- Synchronization Rights. Owners of copyrights in the musical compositions have the exclusive right to use the composition as a soundtrack with a visual image. Often, composition owners will license this right to persons or entities seeking to coordinate the composition with their visual medium. An example of the coordination of one’s composition and visual medium would be the accompanying or pairing of a composition with media such as a movie, TV show, YouTube, films, wedding video, video, ads, videogames, and so on. This license must be obtained by a third party prior to use and is generally negotiated between composition owner and licensee as a one-time payment.
Sound Recording Licenses
- Performance Rights. Owners of copyrights in the sound recording have the exclusive right to use or license that sound recording of a composition for public performance by digital audio transmission. Often, sound recording owners will license this performance right to persons and entities for a royalty which generates revenue for the sound recording owner each time the sound recording is performed in public by digital audio transmission. A public performance of a sound recording is defined as outside a normal circle of friends and family that occurs in any public place, such as on non-terrestrial radio, TV broadcasts, digital service providers, played in a restaurant, bar, or other establishment. Because the monitoring of each performance may prove quite tedious, many sound recording owners register with a performance rights Organization (PRO) to license, monitor, collect royalties for, and enforce their composition such as SoundExchange. This right often overlaps with the composition owners’ rights because the composition is embedded in the sound recording, therefore if the owner of the composition and musical work are different, a license must be obtained from both owners.
- Mechanical Rights. This right, often referred to as the “reproduction” right is the exclusive right to reproduce a sound recording royalty owed to owner(s) of SOUND RECORDING when, by means of digital audio transmission, the recording is reproduced and/or duplicated in the form of phonorecords and/or digital downloads. This right is limited to the fixed sounds used in a sound recording. Collection of these royalties are made manageable via Registration with mechanical rights Collectives who collect and distribute mechanical royalties to eligible persons on a monthly basis. (Harry Fox Agency, etc.)

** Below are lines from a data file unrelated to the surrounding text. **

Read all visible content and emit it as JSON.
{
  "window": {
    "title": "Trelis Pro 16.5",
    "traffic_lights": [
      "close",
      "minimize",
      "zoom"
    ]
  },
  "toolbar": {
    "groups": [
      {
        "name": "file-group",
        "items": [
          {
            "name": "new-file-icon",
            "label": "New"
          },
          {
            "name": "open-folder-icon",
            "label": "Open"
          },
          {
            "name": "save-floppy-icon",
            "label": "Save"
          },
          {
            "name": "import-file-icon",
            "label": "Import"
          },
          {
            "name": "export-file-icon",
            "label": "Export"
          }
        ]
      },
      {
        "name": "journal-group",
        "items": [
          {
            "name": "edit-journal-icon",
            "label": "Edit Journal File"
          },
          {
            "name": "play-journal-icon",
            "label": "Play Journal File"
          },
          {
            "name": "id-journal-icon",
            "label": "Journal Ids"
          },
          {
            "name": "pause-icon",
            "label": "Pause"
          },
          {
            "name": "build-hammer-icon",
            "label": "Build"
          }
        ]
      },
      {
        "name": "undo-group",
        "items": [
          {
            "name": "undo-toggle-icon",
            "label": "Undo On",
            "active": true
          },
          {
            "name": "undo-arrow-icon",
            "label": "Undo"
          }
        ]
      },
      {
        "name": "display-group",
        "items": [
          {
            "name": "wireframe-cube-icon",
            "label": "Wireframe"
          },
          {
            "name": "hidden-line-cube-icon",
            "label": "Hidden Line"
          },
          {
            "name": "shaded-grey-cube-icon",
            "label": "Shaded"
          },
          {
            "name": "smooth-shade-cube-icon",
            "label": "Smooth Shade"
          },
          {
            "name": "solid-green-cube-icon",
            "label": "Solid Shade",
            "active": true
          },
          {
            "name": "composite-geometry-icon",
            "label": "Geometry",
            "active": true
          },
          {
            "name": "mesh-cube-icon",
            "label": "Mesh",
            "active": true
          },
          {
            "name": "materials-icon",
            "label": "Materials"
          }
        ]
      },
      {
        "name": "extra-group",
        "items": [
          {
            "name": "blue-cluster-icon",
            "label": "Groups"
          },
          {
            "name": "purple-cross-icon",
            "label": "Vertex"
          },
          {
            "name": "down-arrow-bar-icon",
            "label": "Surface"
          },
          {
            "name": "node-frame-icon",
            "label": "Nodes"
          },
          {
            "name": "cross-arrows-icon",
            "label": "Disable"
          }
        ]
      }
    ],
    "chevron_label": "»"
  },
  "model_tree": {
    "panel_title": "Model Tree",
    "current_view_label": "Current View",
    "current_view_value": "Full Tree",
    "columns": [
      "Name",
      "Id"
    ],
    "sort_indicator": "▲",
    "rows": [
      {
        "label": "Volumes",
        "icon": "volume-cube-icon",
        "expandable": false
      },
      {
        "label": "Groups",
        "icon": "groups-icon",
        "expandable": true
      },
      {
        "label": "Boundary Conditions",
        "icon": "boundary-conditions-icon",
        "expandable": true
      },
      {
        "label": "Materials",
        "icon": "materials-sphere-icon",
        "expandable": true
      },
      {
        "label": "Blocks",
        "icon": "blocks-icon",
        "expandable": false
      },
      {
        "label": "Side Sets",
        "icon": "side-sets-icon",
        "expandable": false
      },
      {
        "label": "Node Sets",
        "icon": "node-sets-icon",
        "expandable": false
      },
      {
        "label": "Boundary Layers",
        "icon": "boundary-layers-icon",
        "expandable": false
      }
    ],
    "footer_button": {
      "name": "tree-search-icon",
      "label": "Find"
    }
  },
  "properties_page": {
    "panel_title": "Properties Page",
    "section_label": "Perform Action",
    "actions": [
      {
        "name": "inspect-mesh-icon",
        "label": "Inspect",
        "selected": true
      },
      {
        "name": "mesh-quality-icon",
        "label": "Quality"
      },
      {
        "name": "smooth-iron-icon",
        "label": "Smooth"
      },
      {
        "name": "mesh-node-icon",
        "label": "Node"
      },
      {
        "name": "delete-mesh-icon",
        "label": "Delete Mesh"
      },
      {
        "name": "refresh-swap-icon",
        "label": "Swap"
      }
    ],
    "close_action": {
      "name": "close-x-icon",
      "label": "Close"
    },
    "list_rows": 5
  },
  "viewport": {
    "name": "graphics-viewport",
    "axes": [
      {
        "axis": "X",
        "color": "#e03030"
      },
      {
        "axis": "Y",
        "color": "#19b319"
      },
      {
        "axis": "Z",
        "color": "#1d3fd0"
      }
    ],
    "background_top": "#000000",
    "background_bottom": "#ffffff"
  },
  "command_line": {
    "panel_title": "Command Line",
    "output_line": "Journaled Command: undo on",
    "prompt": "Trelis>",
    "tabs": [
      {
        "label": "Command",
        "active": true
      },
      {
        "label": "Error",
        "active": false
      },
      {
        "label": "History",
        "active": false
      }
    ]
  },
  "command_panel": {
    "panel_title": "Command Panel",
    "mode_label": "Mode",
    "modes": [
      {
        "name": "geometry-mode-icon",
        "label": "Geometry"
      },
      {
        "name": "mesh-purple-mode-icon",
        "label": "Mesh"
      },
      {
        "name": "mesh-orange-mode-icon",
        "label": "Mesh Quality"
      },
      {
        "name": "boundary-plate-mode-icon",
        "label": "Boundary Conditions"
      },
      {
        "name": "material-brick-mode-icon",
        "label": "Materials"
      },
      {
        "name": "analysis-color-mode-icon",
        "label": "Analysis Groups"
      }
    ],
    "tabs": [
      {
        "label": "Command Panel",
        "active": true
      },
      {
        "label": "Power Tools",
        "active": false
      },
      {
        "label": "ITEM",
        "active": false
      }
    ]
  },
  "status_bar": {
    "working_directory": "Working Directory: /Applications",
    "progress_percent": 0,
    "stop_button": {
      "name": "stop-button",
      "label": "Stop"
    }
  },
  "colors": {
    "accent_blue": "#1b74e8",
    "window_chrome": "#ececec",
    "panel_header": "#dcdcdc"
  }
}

- Synchronization Rights. Synchronization rights refer to the exclusive right of sound recording owner to use recording as soundtrack with visual images. Royalties are owed to owner(s) of sound recordings when sound recording is synchronized with a third parties’ visual medium. Ex: when someone uses a sound recording in media such as a movie, TV show, YouTube, films, wedding video, video, ads, videogames, and so on. Licenses for such should be obtained from both sound recording owner and composition owner if the owners are different.
As you can see, there are many ways to exploit and profit from your music, but it’s most imperative to understand the contract or agreement that you’ve entered into regarding your music. Feel free to reach out to our firm before signing a contract as it relates to your music. Here are Fears Law, we would love to assist you in the review of any agreement you receive, or simply discuss your rights further.
ABOUT THE AUTHOR
Brittney is an associate attorney for the Business Law Division of the firm. She enjoys helping clients navigate their legal issue and making things plain. When she’s not working, you can find her enjoying family or music.